A new study from the journal Science has found that a person born this year will face, on average, twice as many wildfires, almost three times as many droughts, crop failures and river floods, and seven times as many heatwaves as their grandparents did.
“We found that everyone under 40 today will live an unprecedented life in terms of their lifetime exposure to heat waves, droughts and floods,” said Wim Thiery, a climate scientist at Vrije Universiteit Brussel in Belgium. “This is true even under the most conservative scenarios.”
Thiery led the research, which is the first to study how the adverse effects of climate change will hit various demographics differently. It found that young people will bear a far heavier brunt of the climate change fallout.
But the intergenerational differences are mild compared to how much harsher the impact will be between people in different parts of the world. The study found that young people in developing nations will be hit far harder than they will in other countries. Even if nations follow through the greenhouse emission cutting pledge of the Paris Agreement, 172 million children in sub-Saharan Africa are still facing 50 times more heatwaves in their lifetimes, compared to the 53 million children facing a similar fate in Europe and Central Asia.
NBC News cautions that the impact could hit harder than the study predicts, since it only studied the frequency of severe weather. It did not study the duration and severity of these weather events, though other studies have shown that climate change is causing droughts, heatwaves and other weather events to be harsher and last longer.
The study also doesn’t account for the intersectionality of such events. A long heatwave and a drought are both ugly in isolation, but their combined impact is much worse in a multitude of ways, though climate scientists are unable at present to easily predict the overlap of these events.
Suffice to say, it’s hard to get a clear picture of exactly what the future will look like under climate change, but it will certainly very different and very difficult, especially for younger people and especially for younger people in developing nations.

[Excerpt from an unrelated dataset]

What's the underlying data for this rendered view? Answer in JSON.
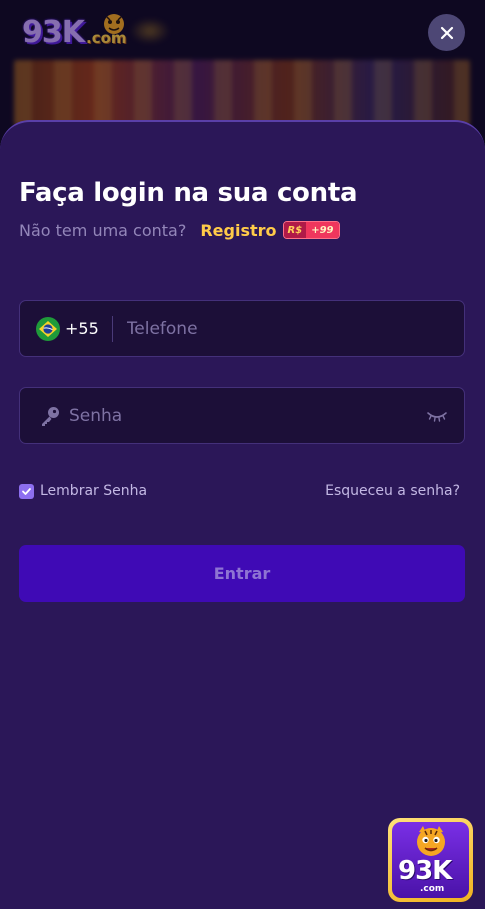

The good news? How bad it gets remains up to world leaders and large corporations, and how seriously they’re willing to take the threat. The bad news is that, so far, even the most sympathetic of these entities has seemed unwilling to move with the necessary urgency on the issue. It remains up to the people to put the requisite pressure on them to do the right thing for generations who will grow up in the world they’re leaving behind.